Which of the mirrorless cameras that has “live view” delivers an image to the lcd that most closely represents what the sensor will deliver in terms of white balance, color, etc? Which comes closest to “what you see is what you get”? (I know there are many out there that resent questions that don’t challenge their considerable technical chops. To them let me say that when I tried to pose this question on the beginner’s site I was unable to bring it up.) The two mirrorless cameras that I have handled brighten the LCD screen image in low light so much that it is impossible to even guess at what might be forthcoming.
Thanks very much.

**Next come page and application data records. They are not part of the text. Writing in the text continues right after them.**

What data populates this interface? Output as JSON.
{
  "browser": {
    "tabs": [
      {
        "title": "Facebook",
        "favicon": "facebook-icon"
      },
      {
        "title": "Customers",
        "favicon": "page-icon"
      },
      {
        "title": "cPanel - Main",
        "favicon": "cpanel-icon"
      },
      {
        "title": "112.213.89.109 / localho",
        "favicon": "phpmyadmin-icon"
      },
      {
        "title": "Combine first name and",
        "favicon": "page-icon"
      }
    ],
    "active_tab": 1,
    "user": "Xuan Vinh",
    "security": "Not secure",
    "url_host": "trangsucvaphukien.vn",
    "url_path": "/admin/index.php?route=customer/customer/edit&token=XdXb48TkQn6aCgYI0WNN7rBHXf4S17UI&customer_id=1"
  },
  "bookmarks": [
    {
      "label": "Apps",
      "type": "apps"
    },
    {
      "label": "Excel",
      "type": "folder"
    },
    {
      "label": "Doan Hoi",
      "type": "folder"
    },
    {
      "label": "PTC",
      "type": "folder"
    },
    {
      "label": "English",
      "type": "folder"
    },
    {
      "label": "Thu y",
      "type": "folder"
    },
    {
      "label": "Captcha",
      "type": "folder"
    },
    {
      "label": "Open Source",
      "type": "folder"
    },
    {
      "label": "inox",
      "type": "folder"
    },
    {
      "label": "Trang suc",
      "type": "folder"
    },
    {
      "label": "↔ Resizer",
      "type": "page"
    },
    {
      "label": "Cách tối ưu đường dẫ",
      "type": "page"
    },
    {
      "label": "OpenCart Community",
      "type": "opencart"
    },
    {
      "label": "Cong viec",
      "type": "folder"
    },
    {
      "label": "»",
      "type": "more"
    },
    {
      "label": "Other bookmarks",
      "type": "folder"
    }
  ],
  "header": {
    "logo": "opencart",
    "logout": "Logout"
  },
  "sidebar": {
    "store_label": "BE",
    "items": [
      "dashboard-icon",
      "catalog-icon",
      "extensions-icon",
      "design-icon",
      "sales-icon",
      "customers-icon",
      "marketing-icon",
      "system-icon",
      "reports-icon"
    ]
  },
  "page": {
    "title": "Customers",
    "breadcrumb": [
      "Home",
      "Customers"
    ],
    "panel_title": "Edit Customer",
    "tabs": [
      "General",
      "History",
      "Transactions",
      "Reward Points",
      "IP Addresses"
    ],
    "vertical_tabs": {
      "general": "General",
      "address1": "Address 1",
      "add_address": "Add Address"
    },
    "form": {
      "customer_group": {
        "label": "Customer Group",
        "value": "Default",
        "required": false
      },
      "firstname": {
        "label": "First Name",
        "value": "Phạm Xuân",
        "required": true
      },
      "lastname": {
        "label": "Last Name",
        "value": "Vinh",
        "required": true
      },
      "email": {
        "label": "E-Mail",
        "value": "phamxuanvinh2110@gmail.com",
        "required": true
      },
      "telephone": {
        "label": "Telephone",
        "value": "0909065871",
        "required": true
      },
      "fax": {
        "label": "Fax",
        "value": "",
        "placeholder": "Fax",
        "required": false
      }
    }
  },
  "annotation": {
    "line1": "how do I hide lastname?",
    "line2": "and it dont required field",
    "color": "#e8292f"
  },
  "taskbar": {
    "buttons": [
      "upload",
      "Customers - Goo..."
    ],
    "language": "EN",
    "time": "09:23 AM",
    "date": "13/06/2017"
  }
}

None of them can do that, because the dynamic range of the viewfinders is less than the dynamic range of the sensors. But of the None, Leica SL does it the best.
Logged
website: www.airstream.pictures
portfolio: airstream.format.com

BAB

  • Sr. Member
  • ****
  • Offline Offline
  • Posts: 295
Re: Live view excellence.
« Reply #10 on: July 09, 2018, 06:11:34 PM »

BluekornYou would be better advised to study your histogram or live histogram and shoot with your camera so that neither of the three channels are clipped or slamup against the wall when viewing the file in Rawviewer.It would be nice and we all want Live View from a RAW file!By knowing when a color channel is clipped or BLOWN OUT you will have the possibility to PP your original files with all the greatness they can deliver. Beware of LR it will not show you when a image is clipping for your particular camera LR is only a guide for many camera systems. Once you know your cameras limitations you can also be confident that your capturing all the data in the dynamic range that is possible with your camera sensor.
May the Force Be With YA!
Logged
I fear not the man who has practiced 10,000 kicks once, but I fear the man who has practiced one kick 10,000 times - "Bruce Lee"
Pages: [1]   Go Up